>>>>
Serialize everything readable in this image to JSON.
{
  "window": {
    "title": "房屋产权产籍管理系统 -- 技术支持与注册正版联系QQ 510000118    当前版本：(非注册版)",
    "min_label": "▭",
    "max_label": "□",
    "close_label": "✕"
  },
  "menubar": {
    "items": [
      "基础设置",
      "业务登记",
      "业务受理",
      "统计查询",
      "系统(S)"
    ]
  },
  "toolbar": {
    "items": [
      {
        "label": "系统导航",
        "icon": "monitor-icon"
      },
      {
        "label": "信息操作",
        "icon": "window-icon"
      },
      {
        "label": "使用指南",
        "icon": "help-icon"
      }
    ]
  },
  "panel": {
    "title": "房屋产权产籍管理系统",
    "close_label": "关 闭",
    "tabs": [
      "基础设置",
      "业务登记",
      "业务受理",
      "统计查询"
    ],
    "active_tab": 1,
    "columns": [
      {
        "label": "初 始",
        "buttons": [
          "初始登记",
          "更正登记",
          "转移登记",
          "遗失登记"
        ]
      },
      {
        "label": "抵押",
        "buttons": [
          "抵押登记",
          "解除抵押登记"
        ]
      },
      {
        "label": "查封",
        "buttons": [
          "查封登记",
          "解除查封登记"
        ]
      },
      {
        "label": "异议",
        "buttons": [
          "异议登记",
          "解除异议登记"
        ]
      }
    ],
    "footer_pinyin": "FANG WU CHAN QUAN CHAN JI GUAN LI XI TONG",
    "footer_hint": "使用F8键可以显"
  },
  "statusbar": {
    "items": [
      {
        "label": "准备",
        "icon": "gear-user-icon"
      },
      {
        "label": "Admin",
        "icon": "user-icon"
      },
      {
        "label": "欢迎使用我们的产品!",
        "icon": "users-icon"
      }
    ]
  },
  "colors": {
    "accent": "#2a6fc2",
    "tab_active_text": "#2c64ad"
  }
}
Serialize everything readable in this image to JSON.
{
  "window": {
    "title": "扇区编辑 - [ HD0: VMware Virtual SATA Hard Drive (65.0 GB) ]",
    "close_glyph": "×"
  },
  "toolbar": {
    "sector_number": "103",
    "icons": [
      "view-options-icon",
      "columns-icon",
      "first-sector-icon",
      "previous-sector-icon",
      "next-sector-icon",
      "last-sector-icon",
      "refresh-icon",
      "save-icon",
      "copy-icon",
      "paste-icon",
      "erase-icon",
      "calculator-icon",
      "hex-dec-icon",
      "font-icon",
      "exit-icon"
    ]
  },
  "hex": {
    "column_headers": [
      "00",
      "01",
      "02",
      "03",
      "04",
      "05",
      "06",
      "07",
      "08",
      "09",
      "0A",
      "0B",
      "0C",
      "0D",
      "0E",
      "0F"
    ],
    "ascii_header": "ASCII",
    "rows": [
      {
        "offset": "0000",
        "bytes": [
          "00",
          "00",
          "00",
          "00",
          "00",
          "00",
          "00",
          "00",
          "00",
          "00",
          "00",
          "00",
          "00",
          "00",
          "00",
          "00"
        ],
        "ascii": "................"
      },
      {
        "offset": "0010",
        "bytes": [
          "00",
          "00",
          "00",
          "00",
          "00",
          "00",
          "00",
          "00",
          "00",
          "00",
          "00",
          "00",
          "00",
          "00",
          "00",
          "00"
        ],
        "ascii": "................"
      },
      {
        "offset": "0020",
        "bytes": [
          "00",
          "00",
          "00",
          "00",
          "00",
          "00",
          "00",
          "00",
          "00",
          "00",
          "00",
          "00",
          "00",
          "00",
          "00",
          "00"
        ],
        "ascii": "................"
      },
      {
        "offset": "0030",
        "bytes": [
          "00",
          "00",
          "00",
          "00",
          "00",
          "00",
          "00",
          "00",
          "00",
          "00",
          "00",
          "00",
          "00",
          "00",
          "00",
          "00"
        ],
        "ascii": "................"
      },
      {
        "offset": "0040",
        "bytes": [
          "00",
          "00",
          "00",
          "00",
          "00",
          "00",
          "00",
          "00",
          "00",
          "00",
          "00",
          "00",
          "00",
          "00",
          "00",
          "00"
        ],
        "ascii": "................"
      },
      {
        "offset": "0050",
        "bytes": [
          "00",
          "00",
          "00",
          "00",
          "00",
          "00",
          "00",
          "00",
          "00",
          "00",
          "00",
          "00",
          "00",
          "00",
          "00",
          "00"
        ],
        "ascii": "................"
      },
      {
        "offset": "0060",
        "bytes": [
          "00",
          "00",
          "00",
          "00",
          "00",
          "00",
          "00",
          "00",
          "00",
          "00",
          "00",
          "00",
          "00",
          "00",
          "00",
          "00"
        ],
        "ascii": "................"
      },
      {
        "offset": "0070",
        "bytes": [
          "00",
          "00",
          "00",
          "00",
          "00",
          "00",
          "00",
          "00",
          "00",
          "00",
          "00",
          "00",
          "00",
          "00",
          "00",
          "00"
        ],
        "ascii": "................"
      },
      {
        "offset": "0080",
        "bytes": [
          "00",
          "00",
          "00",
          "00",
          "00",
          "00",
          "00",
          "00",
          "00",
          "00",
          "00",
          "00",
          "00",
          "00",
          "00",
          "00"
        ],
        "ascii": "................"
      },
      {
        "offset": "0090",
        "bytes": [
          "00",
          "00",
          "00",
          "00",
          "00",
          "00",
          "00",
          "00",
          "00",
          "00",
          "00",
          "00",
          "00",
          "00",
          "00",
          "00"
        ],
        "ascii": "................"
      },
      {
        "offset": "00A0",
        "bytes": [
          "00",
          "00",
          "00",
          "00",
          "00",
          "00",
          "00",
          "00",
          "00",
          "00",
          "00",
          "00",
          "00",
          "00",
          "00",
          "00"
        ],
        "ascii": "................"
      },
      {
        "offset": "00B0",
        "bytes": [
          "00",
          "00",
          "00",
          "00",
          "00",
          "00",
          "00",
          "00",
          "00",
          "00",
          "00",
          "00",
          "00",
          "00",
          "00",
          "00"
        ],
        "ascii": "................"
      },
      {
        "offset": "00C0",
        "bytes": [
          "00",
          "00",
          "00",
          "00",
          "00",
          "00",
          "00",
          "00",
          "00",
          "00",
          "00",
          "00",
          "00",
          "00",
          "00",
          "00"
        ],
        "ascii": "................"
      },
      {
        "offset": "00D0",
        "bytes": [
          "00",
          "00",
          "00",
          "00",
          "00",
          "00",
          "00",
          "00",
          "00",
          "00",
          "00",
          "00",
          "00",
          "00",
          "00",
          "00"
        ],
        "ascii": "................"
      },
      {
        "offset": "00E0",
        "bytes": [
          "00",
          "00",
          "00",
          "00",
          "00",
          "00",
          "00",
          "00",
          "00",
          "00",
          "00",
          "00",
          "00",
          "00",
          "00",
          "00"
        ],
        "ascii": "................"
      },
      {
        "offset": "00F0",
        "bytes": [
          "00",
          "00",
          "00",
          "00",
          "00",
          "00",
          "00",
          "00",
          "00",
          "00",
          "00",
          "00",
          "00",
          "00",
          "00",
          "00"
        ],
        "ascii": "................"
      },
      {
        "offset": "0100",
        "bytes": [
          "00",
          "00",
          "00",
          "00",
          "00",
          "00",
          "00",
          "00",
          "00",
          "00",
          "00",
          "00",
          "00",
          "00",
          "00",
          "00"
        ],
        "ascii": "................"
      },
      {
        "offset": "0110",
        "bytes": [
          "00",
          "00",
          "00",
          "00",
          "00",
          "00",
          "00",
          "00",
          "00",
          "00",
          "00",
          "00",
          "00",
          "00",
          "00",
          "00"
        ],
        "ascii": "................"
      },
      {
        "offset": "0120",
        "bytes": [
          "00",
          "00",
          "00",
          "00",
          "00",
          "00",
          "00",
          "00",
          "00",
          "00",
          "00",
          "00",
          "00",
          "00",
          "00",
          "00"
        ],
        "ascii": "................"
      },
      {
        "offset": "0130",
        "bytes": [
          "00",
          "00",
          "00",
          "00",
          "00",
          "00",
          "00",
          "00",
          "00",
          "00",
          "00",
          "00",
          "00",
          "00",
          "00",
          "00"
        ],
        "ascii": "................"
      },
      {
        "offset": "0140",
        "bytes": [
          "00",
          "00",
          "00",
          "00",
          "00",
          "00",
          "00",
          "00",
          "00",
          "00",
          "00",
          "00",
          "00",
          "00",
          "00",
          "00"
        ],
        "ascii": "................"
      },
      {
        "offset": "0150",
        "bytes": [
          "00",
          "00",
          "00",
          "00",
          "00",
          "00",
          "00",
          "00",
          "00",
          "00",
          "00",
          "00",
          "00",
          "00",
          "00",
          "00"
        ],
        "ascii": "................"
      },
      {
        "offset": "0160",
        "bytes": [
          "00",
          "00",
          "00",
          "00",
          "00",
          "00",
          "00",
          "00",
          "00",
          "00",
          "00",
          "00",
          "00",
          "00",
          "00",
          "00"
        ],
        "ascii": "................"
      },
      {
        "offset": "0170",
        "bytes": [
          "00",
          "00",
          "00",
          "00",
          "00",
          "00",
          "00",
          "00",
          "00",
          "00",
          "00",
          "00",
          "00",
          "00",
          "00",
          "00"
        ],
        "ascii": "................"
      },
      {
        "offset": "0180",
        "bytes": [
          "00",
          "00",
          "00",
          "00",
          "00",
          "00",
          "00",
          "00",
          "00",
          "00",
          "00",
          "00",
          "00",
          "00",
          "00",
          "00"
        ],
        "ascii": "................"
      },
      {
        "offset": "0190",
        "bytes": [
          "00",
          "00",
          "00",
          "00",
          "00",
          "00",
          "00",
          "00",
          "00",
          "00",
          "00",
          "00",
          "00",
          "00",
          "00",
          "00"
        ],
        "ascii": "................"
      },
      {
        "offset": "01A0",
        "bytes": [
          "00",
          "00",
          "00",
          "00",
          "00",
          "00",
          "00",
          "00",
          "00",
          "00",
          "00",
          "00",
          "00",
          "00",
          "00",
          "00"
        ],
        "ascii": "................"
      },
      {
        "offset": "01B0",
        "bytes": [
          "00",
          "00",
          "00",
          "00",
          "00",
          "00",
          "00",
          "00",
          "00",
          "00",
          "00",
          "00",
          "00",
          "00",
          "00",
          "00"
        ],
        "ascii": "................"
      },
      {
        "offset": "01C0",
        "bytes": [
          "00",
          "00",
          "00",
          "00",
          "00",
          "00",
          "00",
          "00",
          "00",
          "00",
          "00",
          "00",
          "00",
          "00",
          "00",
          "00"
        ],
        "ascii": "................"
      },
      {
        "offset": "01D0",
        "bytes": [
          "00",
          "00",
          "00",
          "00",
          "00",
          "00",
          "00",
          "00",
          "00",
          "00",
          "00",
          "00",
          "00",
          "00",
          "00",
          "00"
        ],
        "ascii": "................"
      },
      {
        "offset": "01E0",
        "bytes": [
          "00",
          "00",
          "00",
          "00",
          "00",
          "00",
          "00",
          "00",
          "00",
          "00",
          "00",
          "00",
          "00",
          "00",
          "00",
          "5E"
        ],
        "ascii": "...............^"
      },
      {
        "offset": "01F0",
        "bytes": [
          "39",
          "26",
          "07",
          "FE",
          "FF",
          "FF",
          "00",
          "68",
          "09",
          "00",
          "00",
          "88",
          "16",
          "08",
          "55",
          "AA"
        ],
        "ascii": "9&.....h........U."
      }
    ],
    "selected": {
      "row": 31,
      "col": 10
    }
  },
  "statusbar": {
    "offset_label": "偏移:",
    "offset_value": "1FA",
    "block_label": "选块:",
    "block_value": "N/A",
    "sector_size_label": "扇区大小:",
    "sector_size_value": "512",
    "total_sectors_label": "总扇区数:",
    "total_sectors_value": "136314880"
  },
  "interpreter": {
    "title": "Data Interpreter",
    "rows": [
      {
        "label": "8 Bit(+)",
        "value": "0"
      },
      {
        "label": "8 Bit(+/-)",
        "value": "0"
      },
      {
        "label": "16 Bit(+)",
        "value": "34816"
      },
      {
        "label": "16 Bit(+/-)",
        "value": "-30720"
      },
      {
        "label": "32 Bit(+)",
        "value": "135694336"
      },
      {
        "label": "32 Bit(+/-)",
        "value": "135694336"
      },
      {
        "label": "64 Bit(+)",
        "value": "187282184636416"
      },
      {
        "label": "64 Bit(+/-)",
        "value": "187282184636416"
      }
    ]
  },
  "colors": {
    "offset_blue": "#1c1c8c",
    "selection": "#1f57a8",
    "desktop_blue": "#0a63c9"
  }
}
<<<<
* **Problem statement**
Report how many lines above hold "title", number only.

* **Your response**
4